Dataset rows describing interfaces
BEGIN

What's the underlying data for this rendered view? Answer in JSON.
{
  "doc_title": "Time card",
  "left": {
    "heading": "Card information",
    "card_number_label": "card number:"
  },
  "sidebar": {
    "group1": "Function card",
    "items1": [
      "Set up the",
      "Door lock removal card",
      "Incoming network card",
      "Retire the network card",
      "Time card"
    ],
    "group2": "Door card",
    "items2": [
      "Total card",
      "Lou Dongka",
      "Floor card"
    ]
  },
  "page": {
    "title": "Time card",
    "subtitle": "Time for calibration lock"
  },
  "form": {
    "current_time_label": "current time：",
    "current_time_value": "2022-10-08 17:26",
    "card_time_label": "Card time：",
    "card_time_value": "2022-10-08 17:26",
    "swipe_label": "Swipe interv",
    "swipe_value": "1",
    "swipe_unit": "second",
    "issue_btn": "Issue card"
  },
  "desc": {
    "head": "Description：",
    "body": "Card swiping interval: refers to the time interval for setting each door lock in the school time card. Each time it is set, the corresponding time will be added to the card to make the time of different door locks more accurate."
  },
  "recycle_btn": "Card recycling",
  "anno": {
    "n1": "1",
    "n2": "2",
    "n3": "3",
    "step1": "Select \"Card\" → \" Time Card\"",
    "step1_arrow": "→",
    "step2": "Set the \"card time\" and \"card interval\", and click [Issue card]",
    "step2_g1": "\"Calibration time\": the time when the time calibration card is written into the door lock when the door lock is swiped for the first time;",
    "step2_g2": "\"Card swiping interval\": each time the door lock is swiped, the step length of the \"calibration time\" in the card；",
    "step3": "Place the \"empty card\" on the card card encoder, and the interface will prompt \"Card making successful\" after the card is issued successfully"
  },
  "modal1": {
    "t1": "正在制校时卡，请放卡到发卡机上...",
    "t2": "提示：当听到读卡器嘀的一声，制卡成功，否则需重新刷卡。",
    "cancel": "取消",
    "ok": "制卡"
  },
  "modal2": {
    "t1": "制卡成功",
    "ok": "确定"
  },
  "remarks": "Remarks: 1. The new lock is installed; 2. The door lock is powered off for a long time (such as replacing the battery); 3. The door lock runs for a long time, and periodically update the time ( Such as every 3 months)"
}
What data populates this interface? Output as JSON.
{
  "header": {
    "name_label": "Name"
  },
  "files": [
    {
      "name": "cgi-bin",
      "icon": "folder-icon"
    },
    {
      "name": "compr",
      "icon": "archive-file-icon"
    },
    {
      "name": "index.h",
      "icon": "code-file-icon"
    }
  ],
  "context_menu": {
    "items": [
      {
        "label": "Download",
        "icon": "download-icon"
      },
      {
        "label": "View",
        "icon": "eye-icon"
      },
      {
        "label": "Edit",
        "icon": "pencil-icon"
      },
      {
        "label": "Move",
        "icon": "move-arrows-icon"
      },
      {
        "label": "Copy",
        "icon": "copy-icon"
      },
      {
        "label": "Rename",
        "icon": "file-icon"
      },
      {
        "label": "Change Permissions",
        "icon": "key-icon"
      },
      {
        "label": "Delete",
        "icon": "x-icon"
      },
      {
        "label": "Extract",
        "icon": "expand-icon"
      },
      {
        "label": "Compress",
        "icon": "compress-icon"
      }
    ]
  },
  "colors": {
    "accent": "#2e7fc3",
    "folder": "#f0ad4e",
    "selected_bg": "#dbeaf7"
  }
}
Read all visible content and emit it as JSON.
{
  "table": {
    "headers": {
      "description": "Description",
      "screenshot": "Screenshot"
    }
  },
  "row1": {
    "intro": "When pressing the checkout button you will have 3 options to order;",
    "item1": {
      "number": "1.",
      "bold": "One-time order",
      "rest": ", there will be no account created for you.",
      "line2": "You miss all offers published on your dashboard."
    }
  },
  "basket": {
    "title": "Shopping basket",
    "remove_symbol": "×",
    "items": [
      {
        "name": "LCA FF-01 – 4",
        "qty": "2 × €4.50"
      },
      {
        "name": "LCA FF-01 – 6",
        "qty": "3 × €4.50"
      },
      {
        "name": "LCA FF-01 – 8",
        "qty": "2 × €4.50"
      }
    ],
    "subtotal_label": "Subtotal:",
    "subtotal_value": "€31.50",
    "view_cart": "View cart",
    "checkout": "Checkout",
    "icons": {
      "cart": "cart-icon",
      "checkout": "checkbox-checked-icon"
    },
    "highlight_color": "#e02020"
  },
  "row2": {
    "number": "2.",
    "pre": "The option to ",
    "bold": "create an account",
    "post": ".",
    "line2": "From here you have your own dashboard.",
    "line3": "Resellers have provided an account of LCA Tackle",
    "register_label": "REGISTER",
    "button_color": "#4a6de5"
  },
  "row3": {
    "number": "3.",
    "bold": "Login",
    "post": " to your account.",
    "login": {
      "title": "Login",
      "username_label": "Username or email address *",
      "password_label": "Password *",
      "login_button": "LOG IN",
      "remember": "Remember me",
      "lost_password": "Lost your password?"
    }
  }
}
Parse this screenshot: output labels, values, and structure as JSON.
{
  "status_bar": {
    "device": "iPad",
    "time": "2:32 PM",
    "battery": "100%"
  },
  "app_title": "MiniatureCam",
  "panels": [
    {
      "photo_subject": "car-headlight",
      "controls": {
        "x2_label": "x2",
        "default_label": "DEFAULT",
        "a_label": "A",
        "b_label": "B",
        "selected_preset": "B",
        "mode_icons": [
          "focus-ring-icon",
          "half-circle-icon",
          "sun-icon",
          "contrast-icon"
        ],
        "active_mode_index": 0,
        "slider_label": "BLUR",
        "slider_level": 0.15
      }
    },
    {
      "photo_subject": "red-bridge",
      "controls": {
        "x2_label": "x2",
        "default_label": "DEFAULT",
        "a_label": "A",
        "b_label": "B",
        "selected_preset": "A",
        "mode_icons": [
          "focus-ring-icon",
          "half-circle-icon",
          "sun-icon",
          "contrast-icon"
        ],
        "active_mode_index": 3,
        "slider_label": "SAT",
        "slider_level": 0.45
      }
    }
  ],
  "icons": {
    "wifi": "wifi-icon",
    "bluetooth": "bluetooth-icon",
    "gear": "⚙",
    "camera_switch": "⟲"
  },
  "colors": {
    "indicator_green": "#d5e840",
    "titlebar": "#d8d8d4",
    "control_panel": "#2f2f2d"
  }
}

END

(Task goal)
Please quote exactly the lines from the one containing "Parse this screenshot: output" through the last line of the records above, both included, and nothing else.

(Task answer)
Parse this screenshot: output labels, values, and structure as JSON.
{
  "status_bar": {
    "device": "iPad",
    "time": "2:32 PM",
    "battery": "100%"
  },
  "app_title": "MiniatureCam",
  "panels": [
    {
      "photo_subject": "car-headlight",
      "controls": {
        "x2_label": "x2",
        "default_label": "DEFAULT",
        "a_label": "A",
        "b_label": "B",
        "selected_preset": "B",
        "mode_icons": [
          "focus-ring-icon",
          "half-circle-icon",
          "sun-icon",
          "contrast-icon"
        ],
        "active_mode_index": 0,
        "slider_label": "BLUR",
        "slider_level": 0.15
      }
    },
    {
      "photo_subject": "red-bridge",
      "controls": {
        "x2_label": "x2",
        "default_label": "DEFAULT",
        "a_label": "A",
        "b_label": "B",
        "selected_preset": "A",
        "mode_icons": [
          "focus-ring-icon",
          "half-circle-icon",
          "sun-icon",
          "contrast-icon"
        ],
        "active_mode_index": 3,
        "slider_label": "SAT",
        "slider_level": 0.45
      }
    }
  ],
  "icons": {
    "wifi": "wifi-icon",
    "bluetooth": "bluetooth-icon",
    "gear": "⚙",
    "camera_switch": "⟲"
  },
  "colors": {
    "indicator_green": "#d5e840",
    "titlebar": "#d8d8d4",
    "control_panel": "#2f2f2d"
  }
}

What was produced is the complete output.